[Background noise, music throughout]

[Reporter] So, Mr. Janosi, thank you so much for granting me this interview. I was wondering, you as an end-user of closed captioning, what’s your experience with closed captioning in Canada?

[Janosi] So first of, probably the best thing I would like to say about closed captioning is… the technology came a long way in the last few years, and it became a lot better. Probably the only thing, when it’s properly turned on, once it’s set up and you’ve ironed out the kinks and stuff like that, and you set it up, closed captioning on television works like a charm. Obviously, if it’s not live, it’s good.

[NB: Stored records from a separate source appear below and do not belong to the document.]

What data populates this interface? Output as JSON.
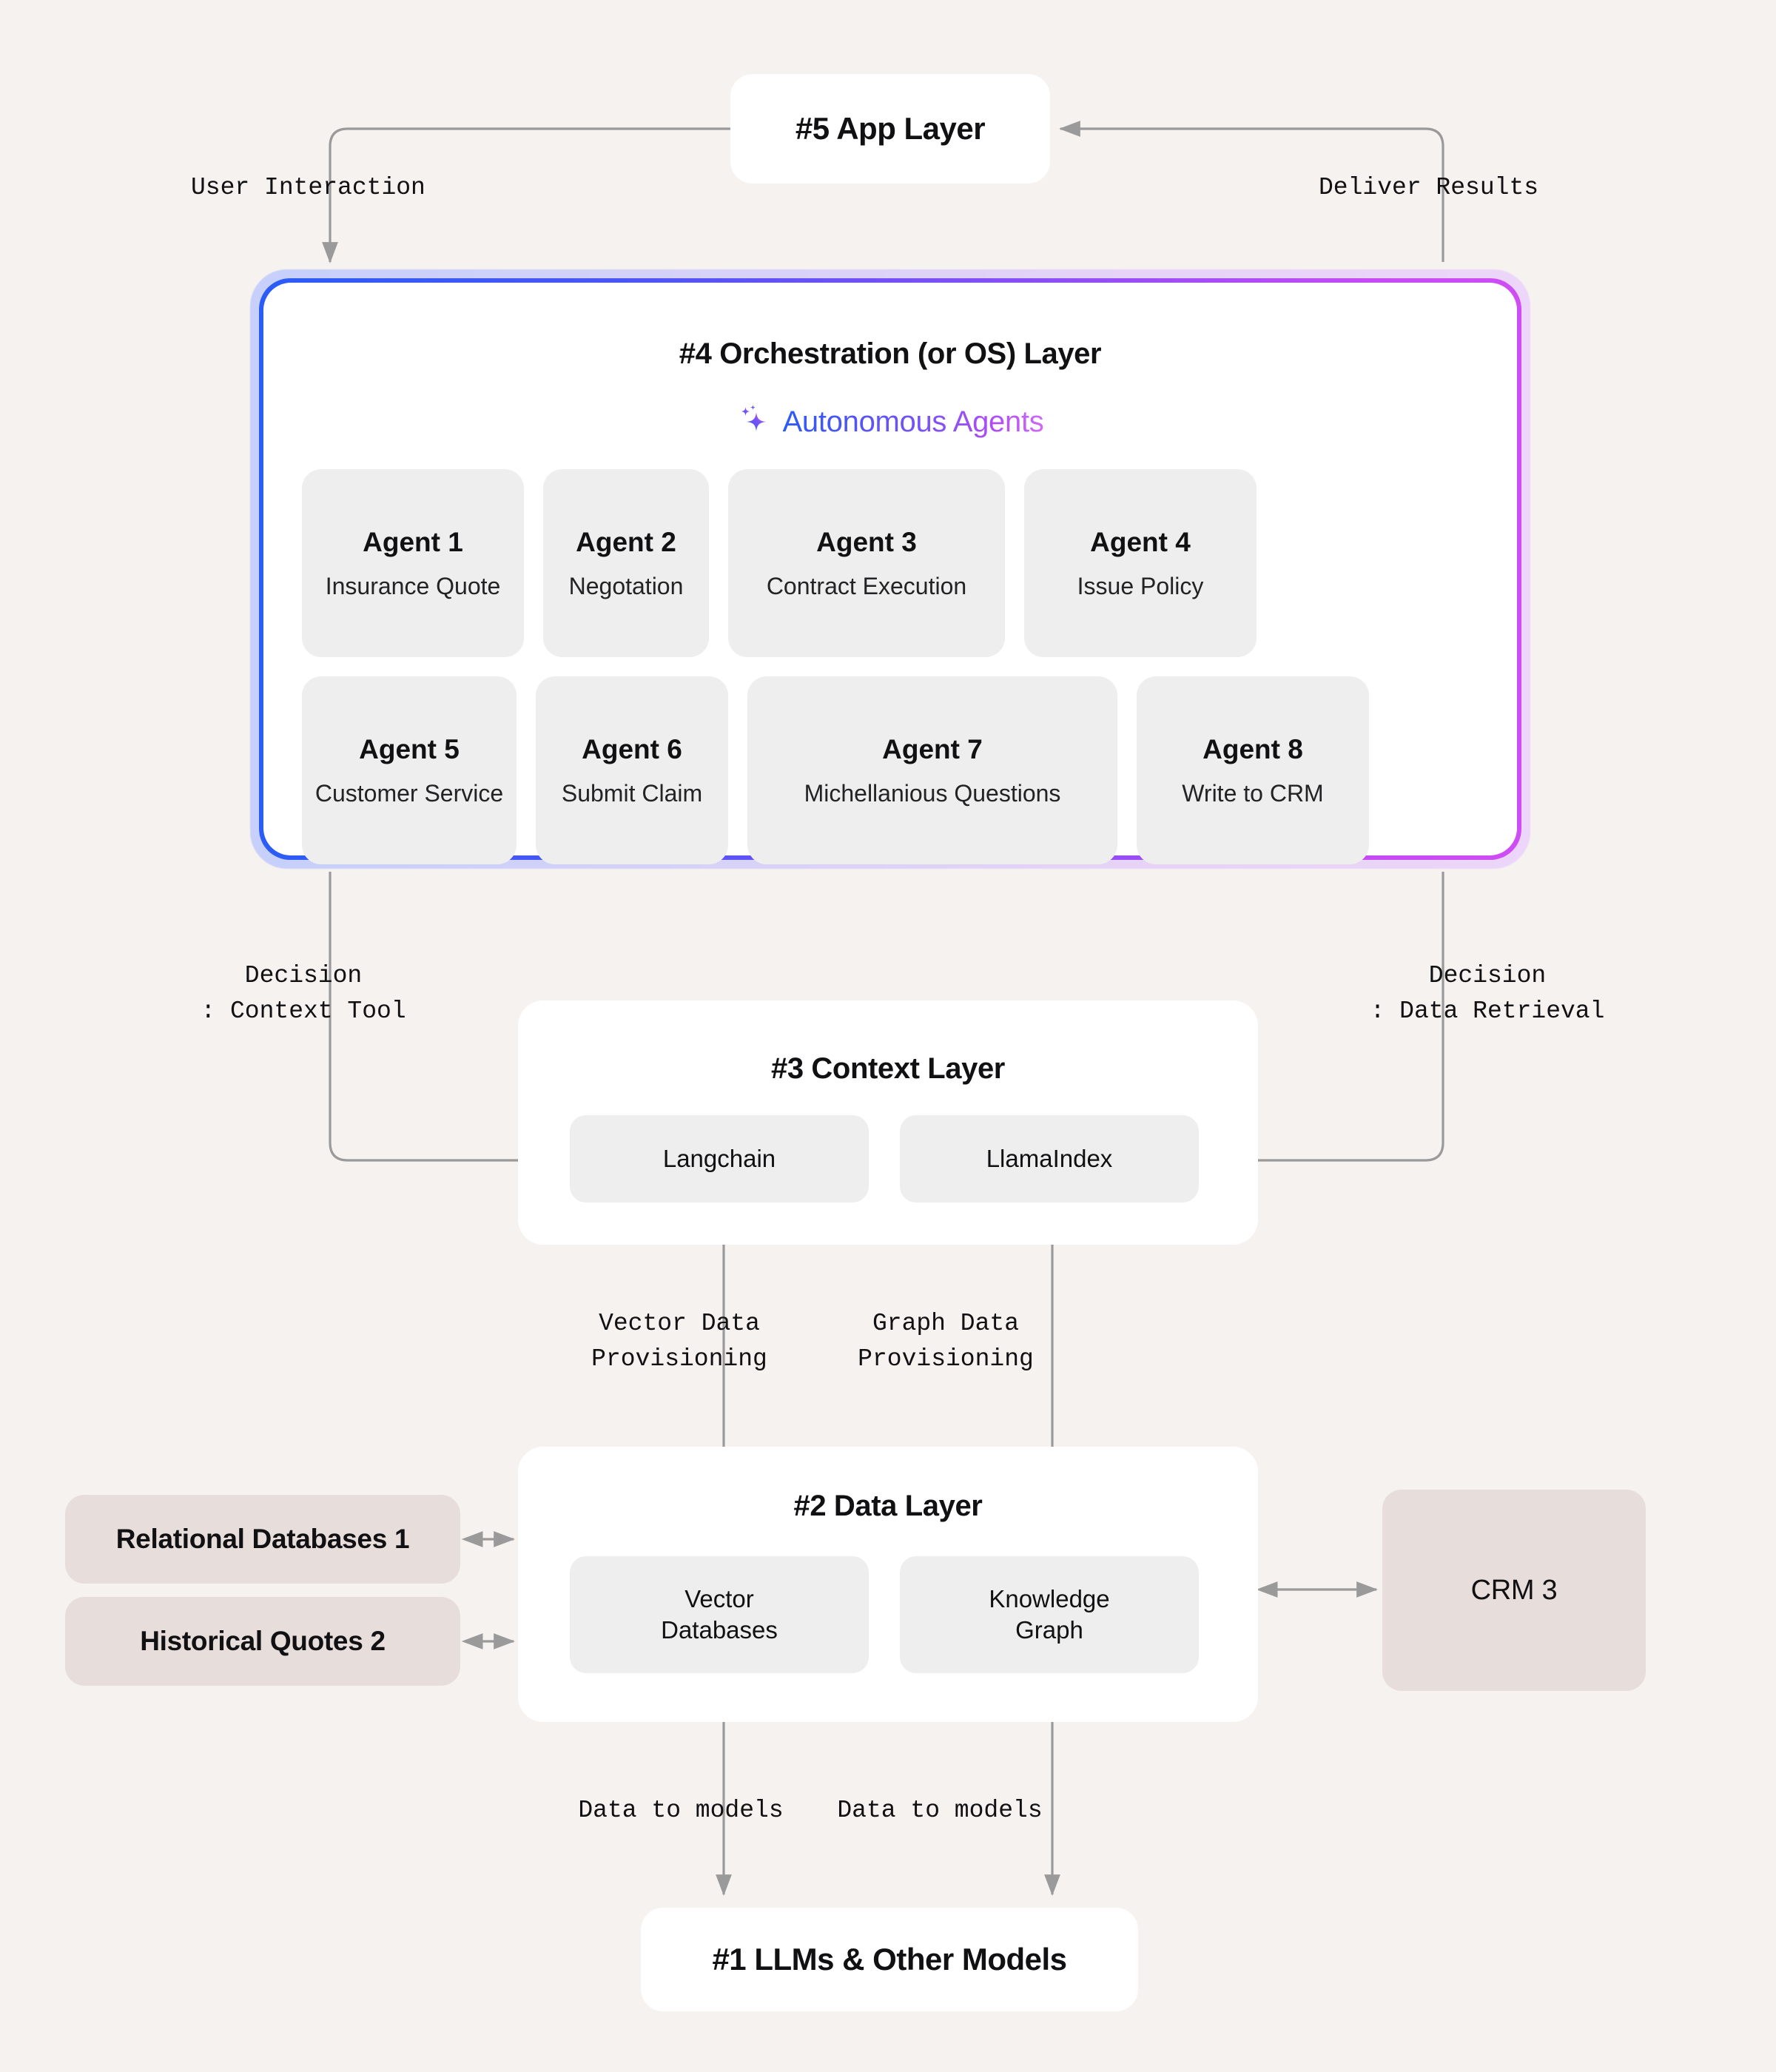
{
  "app_layer": {
    "title": "#5 App Layer"
  },
  "orchestration": {
    "title": "#4 Orchestration (or OS) Layer",
    "badge_label": "Autonomous Agents",
    "badge_icon": "sparkle-icon",
    "agents": [
      {
        "name": "Agent 1",
        "role": "Insurance Quote"
      },
      {
        "name": "Agent 2",
        "role": "Negotation"
      },
      {
        "name": "Agent 3",
        "role": "Contract Execution"
      },
      {
        "name": "Agent 4",
        "role": "Issue Policy"
      },
      {
        "name": "Agent 5",
        "role": "Customer Service"
      },
      {
        "name": "Agent 6",
        "role": "Submit Claim"
      },
      {
        "name": "Agent 7",
        "role": "Michellanious Questions"
      },
      {
        "name": "Agent 8",
        "role": "Write to CRM"
      }
    ]
  },
  "context_layer": {
    "title": "#3 Context Layer",
    "items": [
      {
        "label": "Langchain"
      },
      {
        "label": "LlamaIndex"
      }
    ]
  },
  "data_layer": {
    "title": "#2 Data Layer",
    "items": [
      {
        "line1": "Vector",
        "line2": "Databases"
      },
      {
        "line1": "Knowledge",
        "line2": "Graph"
      }
    ]
  },
  "external": {
    "relational_databases": "Relational Databases 1",
    "historical_quotes": "Historical Quotes 2",
    "crm": "CRM 3"
  },
  "model_layer": {
    "title": "#1 LLMs & Other Models"
  },
  "edges": {
    "user_interaction": "User Interaction",
    "deliver_results": "Deliver Results",
    "decision_context_tool": "Decision\n: Context Tool",
    "decision_data_retrieval": "Decision\n: Data Retrieval",
    "vector_data_provisioning": "Vector Data\nProvisioning",
    "graph_data_provisioning": "Graph Data\nProvisioning",
    "data_to_models_left": "Data to models",
    "data_to_models_right": "Data to models"
  },
  "colors": {
    "background": "#f6f2ef",
    "card": "#ffffff",
    "pill": "#eeeeee",
    "beige": "#e7dedb",
    "gradient_start": "#2b5cf6",
    "gradient_end": "#c44bf5",
    "connector": "#9a9a9a"
  }
}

Live closed captioning, obviously, it’s got a way to go, obviously. Because what happens is, many times, specially myself, who’s hard of hearing, but I can also hear and I read lips, and with the hard of hearing, the visual aspect is very important. So when you’re reading lips and you are also looking at the closed captioning, it’s fairly important to be in sync, without a delay. Probably the delay is the biggest focus that needs to be taken into consideration, to become a little bit better.

[Reporter] The industry aims for a 3 seconds delay at the most, but often they cannot reach that. How does that affect you?

[Janosi] Sometimes what happens is… because of the reading of the lips in real time and then hearing, and also having hearing, like I am not totally, profound deaf, I am just hard of hearing, so with the delay that I hear, if there’s a 3 seconds delay, that’s quite a lot of delay. And then, it becomes a little bit confusing, because what I read on the lips is totally different from what I actually hear or read.

[Reporter] If you would have the chance to speak to somebody in the industry who deals with ruling closed captioning, what would you tell them?

[Janosi] Probably the best advice that I could give them is to have actually hard of hearing people present when they are actually doing it. I… Through my life I was in research and I know the best research is actually having people who are affected the most involved in the research. So if you’re making captioning and putting something together, and you’re putting the captioning down, have somebody else, not just a technical person, but somebody else actually be present, somebody who is hard of hearing, that can give you real-time feedback as well.

[Reporter] Right now, every broadcaster has its own set of rules when it comes to closed captioning. How does that make you feel, when closed captioning differ from one provider to another?

[Janosi] So, I don’t want to be negative about it, because obviously we came a long way and the industry… obviously, anything that’s not live is pretty much closed captioned, you can create it. But there’s a lot of websites right now, that you go to and you actually don’t have closed captioning underneath it. So as long as they could put processes in place to make it better and also to provide feedback… because if you have a favorite website… I watch many times and in the past few years… I remember I stopped looking at it. But in the past few years, now they actually have everything closed captioned and most of their presentations are closed captioned, so that’s really, really helpful.

[Reporter] So how optimistic are you for the future with this technology, just coming out everyday?

[Janosi] I am optimistic, from a sense that… there is gonna be technology out there to solve the issues. How the technologies are gonna work together and play well in the same sandbox? That’s a question. That’s a bigger question. I come from the IT industry in my professional life, so I do know that Microsoft and Google, and Twitter, social media, Facebook, even though each of them do the right things, they’re still competing against each other, so, everybody is gonna push their own technology. And, hopefully, there’s gonna be somebody who advances the solutions that much more. And it’s actually… I’m not saying competition is all bad. Competition could be good and bad. It is bad when people are not standardizing on a solution. But on the flip side of it, it’s also good, because one raises the bar for the other one.

[Reporter] Thank you very much for your time.